Some food supplies and online shopping deliveries from Great Britain to Northern Ireland have been subject to delays, which has caused supermarkets being severely under-stocked and some of the food perishing. The staff carrying out inspections at the border have reported threats from aggrieved lorry drivers and extremely high tension.
Matters were not helped when the EU threatened emergency controls of Covid vaccine exports on the Irish border – a move the bloc later withdrew.
Part of the problem is that suppliers who wish to export to Northern Ireland are required to get yet another EORI number.
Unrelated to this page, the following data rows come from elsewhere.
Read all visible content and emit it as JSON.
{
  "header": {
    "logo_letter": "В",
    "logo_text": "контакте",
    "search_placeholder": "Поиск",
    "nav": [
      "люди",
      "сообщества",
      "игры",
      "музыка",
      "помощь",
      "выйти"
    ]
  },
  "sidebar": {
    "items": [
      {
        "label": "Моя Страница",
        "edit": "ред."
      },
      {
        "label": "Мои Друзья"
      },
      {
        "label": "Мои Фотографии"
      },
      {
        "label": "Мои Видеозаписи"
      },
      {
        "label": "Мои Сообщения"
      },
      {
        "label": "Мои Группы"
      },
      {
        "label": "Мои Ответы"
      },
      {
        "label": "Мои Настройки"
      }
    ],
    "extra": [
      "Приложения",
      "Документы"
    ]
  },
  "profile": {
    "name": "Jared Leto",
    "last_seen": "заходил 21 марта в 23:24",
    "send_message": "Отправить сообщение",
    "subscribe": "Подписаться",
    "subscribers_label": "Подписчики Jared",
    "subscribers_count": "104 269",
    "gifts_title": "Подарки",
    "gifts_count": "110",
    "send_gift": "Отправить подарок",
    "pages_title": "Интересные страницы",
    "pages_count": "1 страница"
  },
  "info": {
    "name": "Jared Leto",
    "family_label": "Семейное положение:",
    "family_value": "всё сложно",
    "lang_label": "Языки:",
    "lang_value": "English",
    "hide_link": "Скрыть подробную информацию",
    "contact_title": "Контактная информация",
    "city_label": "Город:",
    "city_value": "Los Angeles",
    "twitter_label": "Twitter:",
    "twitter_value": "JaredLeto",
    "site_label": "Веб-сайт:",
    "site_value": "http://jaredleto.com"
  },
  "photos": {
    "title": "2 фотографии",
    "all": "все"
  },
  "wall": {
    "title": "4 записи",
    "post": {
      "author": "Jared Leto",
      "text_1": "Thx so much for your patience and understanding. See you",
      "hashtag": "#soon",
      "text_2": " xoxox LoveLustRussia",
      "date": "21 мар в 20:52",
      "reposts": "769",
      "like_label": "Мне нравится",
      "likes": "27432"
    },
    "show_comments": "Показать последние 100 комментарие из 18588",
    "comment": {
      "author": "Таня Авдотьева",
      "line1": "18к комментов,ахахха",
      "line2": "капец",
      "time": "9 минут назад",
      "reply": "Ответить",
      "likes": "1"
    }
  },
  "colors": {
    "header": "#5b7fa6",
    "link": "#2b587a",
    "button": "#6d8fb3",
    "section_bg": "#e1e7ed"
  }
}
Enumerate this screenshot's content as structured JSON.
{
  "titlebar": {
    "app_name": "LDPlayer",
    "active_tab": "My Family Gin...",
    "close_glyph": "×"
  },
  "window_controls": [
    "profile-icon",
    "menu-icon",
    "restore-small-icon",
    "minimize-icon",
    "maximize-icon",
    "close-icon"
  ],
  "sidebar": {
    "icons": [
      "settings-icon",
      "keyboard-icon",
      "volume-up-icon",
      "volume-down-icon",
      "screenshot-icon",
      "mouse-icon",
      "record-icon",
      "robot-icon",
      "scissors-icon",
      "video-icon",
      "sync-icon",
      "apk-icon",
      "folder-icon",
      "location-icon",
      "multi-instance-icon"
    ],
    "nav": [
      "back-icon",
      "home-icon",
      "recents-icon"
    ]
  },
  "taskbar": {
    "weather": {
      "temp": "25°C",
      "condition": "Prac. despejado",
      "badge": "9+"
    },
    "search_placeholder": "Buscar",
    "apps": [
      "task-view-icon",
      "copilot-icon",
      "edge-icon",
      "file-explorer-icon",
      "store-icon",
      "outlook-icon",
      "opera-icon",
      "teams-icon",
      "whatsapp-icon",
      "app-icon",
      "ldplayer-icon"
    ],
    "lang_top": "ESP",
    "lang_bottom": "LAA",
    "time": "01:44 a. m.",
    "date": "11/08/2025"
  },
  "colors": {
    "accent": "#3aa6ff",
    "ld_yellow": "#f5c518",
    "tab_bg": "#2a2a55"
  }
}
This has caused a number of customs forms to be incorrectly filled in. Still, it is becoming clear that this cannot continue and the UK and the EU have already begun talks to fix the problems at the border.
Consumers are also feeling the stress of Brexit, as shown by the amount of reports of people being told they owe more money upon the delivery of their goods – some such circumstances have seen consumers be told they need to pay over £80 to receive the item they have already paid for.
This is mainly down to EU and UK companies attempting to shift the customs duties and VAT obligations on to their consumers as they struggle to maintain profits with all the new costs to import across the border.
To avoid these costs, many businesses have opted to maintain an inventory in both the EU and the UK, but of course this is not an option for all businesses, especially smaller ones.
All Doom & Gloom?
Whilst the first month has not gone smoothly, it certainly could’ve been a lot worse. To change the regulations of importing between two factions that enjoy such an immense amount of trade was always going to be difficult. Moreover, once the EU introduce their VAT package later in the year the rules for the EU and UK will become more aligned and should make it slightly easier for businesses who are involved in cross-border trade.
In addition, aside from the trade the UK government have announced in the last couple of days that they are going to be implementing their new subsidy system, which they claim will give businesses across the nation a huge boost. So whilst the first month has not necessarily been a success, there is hope yet.
At J&P we specialise in helping cross-border traders comply with VAT obligations and we are vastly experienced at working with ecommerce sellers. Should you need to register for UK or EU VAT or trademarks, or need any help with customs procedures we would be more than happy to help you.
Contacts us today at email@example.com, or give us a call on 0161 637 1080.